It is awkward because, well, yet again, there are several reasons. Firstly, if I tell other people about it and they don’t suffer from this particular problem, they find it odd, don’t believe me, and, if they do believe me, they try to solve it with solutions I have already tried. I am programmed to adjust, adapt, and change myself to incorporate new data, which means that the things which have caused the tears to flow before, do not work a second time around. Survival skills are very useful, but sometimes they can cause worse problems than the ones they were designed to cope with. Secondly, I find dealing with the tears of others a bit perplexing, and I get rather embarrassed because when a friend comes to me seeking solace and understanding for their sadness, when they cry in my arms, need a hug, need comforting, and words of reassurance that all will be well in the end, all I can think about is how lucky they are that they can cry so freely whenever they need to. And I feel as though I am a bit of a fraud as a friend. I offer them the comfort they seek, yet I am envious of their watery grief.

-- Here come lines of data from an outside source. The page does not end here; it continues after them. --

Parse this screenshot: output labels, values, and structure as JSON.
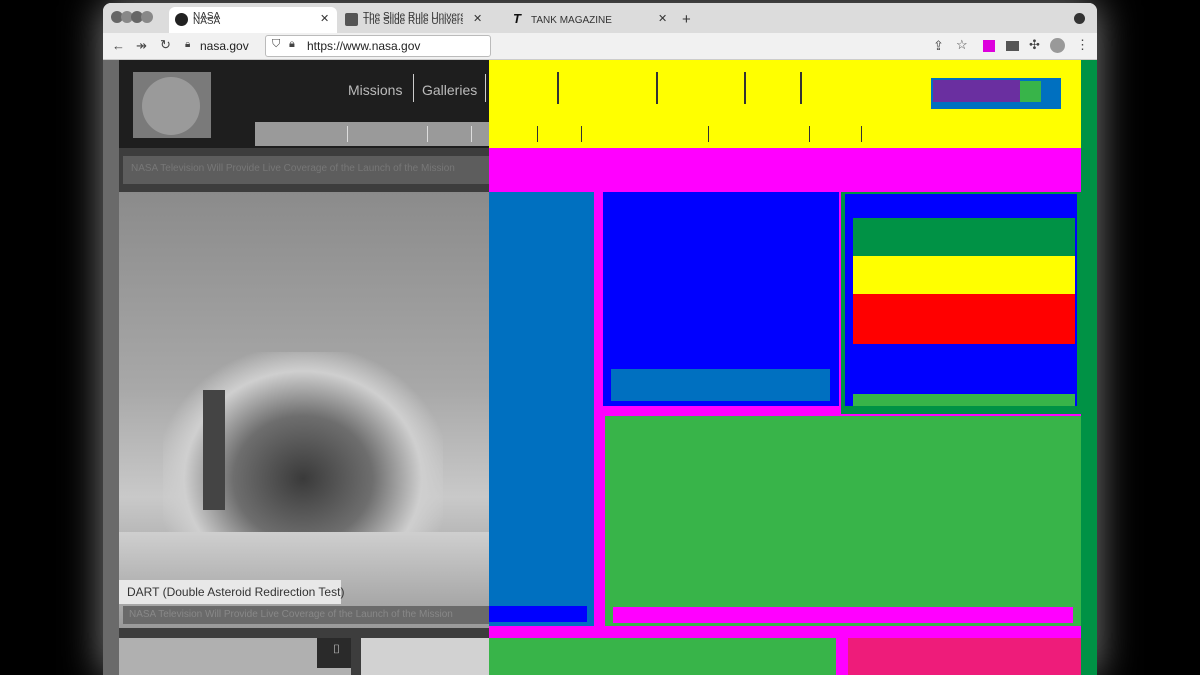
{
  "tabs": [
    {
      "title_line1": "NASA",
      "title_line2": "NASA",
      "close": "✕"
    },
    {
      "title_line1": "The Slide Rule Universe, literally",
      "title_line2": "The Slide Rule Universe, literally",
      "close": "✕"
    },
    {
      "title_line1": "TANK MAGAZINE",
      "close": "✕"
    }
  ],
  "new_tab": "+",
  "address": {
    "domain": "nasa.gov",
    "url": "https://www.nasa.gov"
  },
  "nasa": {
    "nav": [
      "Missions",
      "Galleries"
    ],
    "feature_caption": "DART (Double Asteroid Redirection Test)",
    "banner_text": "NASA Television Will Provide Live Coverage of the Launch of the Mission",
    "subcaption": "NASA Television Will Provide Live Coverage of the Launch of the Mission"
  },
  "colors": {
    "yellow": "#ffff00",
    "magenta": "#ff00ff",
    "blue": "#0000ff",
    "steel": "#0070c0",
    "green": "#38b449",
    "darkgreen": "#009245",
    "red": "#ff0000",
    "purple": "#6a2fa0",
    "pink": "#ee1c7a"
  },
  "icons": [
    "back-icon",
    "forward-icon",
    "reload-icon",
    "lock-icon",
    "shield-icon",
    "share-icon",
    "star-icon",
    "extension-icon",
    "puzzle-icon",
    "profile-icon",
    "menu-icon",
    "camera-icon"
  ]
}
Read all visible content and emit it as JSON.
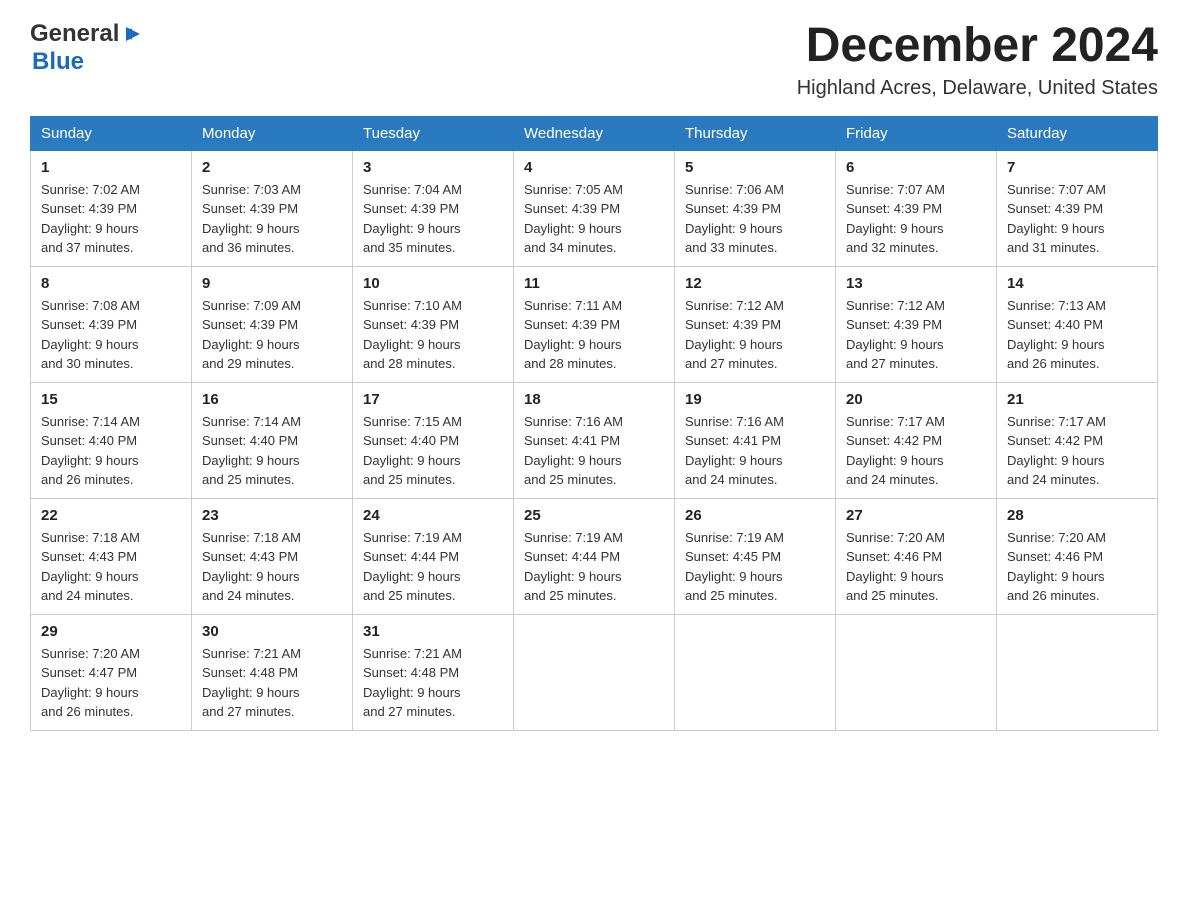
{
  "logo": {
    "general": "General",
    "blue": "Blue"
  },
  "title": "December 2024",
  "location": "Highland Acres, Delaware, United States",
  "weekdays": [
    "Sunday",
    "Monday",
    "Tuesday",
    "Wednesday",
    "Thursday",
    "Friday",
    "Saturday"
  ],
  "weeks": [
    [
      {
        "day": "1",
        "sunrise": "7:02 AM",
        "sunset": "4:39 PM",
        "daylight": "9 hours and 37 minutes."
      },
      {
        "day": "2",
        "sunrise": "7:03 AM",
        "sunset": "4:39 PM",
        "daylight": "9 hours and 36 minutes."
      },
      {
        "day": "3",
        "sunrise": "7:04 AM",
        "sunset": "4:39 PM",
        "daylight": "9 hours and 35 minutes."
      },
      {
        "day": "4",
        "sunrise": "7:05 AM",
        "sunset": "4:39 PM",
        "daylight": "9 hours and 34 minutes."
      },
      {
        "day": "5",
        "sunrise": "7:06 AM",
        "sunset": "4:39 PM",
        "daylight": "9 hours and 33 minutes."
      },
      {
        "day": "6",
        "sunrise": "7:07 AM",
        "sunset": "4:39 PM",
        "daylight": "9 hours and 32 minutes."
      },
      {
        "day": "7",
        "sunrise": "7:07 AM",
        "sunset": "4:39 PM",
        "daylight": "9 hours and 31 minutes."
      }
    ],
    [
      {
        "day": "8",
        "sunrise": "7:08 AM",
        "sunset": "4:39 PM",
        "daylight": "9 hours and 30 minutes."
      },
      {
        "day": "9",
        "sunrise": "7:09 AM",
        "sunset": "4:39 PM",
        "daylight": "9 hours and 29 minutes."
      },
      {
        "day": "10",
        "sunrise": "7:10 AM",
        "sunset": "4:39 PM",
        "daylight": "9 hours and 28 minutes."
      },
      {
        "day": "11",
        "sunrise": "7:11 AM",
        "sunset": "4:39 PM",
        "daylight": "9 hours and 28 minutes."
      },
      {
        "day": "12",
        "sunrise": "7:12 AM",
        "sunset": "4:39 PM",
        "daylight": "9 hours and 27 minutes."
      },
      {
        "day": "13",
        "sunrise": "7:12 AM",
        "sunset": "4:39 PM",
        "daylight": "9 hours and 27 minutes."
      },
      {
        "day": "14",
        "sunrise": "7:13 AM",
        "sunset": "4:40 PM",
        "daylight": "9 hours and 26 minutes."
      }
    ],
    [
      {
        "day": "15",
        "sunrise": "7:14 AM",
        "sunset": "4:40 PM",
        "daylight": "9 hours and 26 minutes."
      },
      {
        "day": "16",
        "sunrise": "7:14 AM",
        "sunset": "4:40 PM",
        "daylight": "9 hours and 25 minutes."
      },
      {
        "day": "17",
        "sunrise": "7:15 AM",
        "sunset": "4:40 PM",
        "daylight": "9 hours and 25 minutes."
      },
      {
        "day": "18",
        "sunrise": "7:16 AM",
        "sunset": "4:41 PM",
        "daylight": "9 hours and 25 minutes."
      },
      {
        "day": "19",
        "sunrise": "7:16 AM",
        "sunset": "4:41 PM",
        "daylight": "9 hours and 24 minutes."
      },
      {
        "day": "20",
        "sunrise": "7:17 AM",
        "sunset": "4:42 PM",
        "daylight": "9 hours and 24 minutes."
      },
      {
        "day": "21",
        "sunrise": "7:17 AM",
        "sunset": "4:42 PM",
        "daylight": "9 hours and 24 minutes."
      }
    ],
    [
      {
        "day": "22",
        "sunrise": "7:18 AM",
        "sunset": "4:43 PM",
        "daylight": "9 hours and 24 minutes."
      },
      {
        "day": "23",
        "sunrise": "7:18 AM",
        "sunset": "4:43 PM",
        "daylight": "9 hours and 24 minutes."
      },
      {
        "day": "24",
        "sunrise": "7:19 AM",
        "sunset": "4:44 PM",
        "daylight": "9 hours and 25 minutes."
      },
      {
        "day": "25",
        "sunrise": "7:19 AM",
        "sunset": "4:44 PM",
        "daylight": "9 hours and 25 minutes."
      },
      {
        "day": "26",
        "sunrise": "7:19 AM",
        "sunset": "4:45 PM",
        "daylight": "9 hours and 25 minutes."
      },
      {
        "day": "27",
        "sunrise": "7:20 AM",
        "sunset": "4:46 PM",
        "daylight": "9 hours and 25 minutes."
      },
      {
        "day": "28",
        "sunrise": "7:20 AM",
        "sunset": "4:46 PM",
        "daylight": "9 hours and 26 minutes."
      }
    ],
    [
      {
        "day": "29",
        "sunrise": "7:20 AM",
        "sunset": "4:47 PM",
        "daylight": "9 hours and 26 minutes."
      },
      {
        "day": "30",
        "sunrise": "7:21 AM",
        "sunset": "4:48 PM",
        "daylight": "9 hours and 27 minutes."
      },
      {
        "day": "31",
        "sunrise": "7:21 AM",
        "sunset": "4:48 PM",
        "daylight": "9 hours and 27 minutes."
      },
      null,
      null,
      null,
      null
    ]
  ],
  "labels": {
    "sunrise": "Sunrise:",
    "sunset": "Sunset:",
    "daylight": "Daylight:"
  }
}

If you are a crier. I bow to you with respect. You have a great, and very valuable skill. The next time you cry, don’t be mad at yourself, don’t see yourself as weak, or mushy, or whatever negative thoughts you have about such a precious and beautiful manifestation, and, above all, don’t try to stop the wonderfully delicious flood of tears. Enjoy it. Revel in your power. And if you have a little to spare, cry for those who can’t, and don’t know how, because they will appreciate it, even if they pretend they don’t.
These days I use words as my tears. When I am woefully melancholic, I write. It is not as satisfying or as warm, thrilling, and as cathartic as the real thing, but it does ease the pain. Not all my words express silent cries of suffering, sometimes they are tears of joy, of mirth, of the wonder that is just being alive without any reason other than that I am.
So, are secrets still a secret once they are told?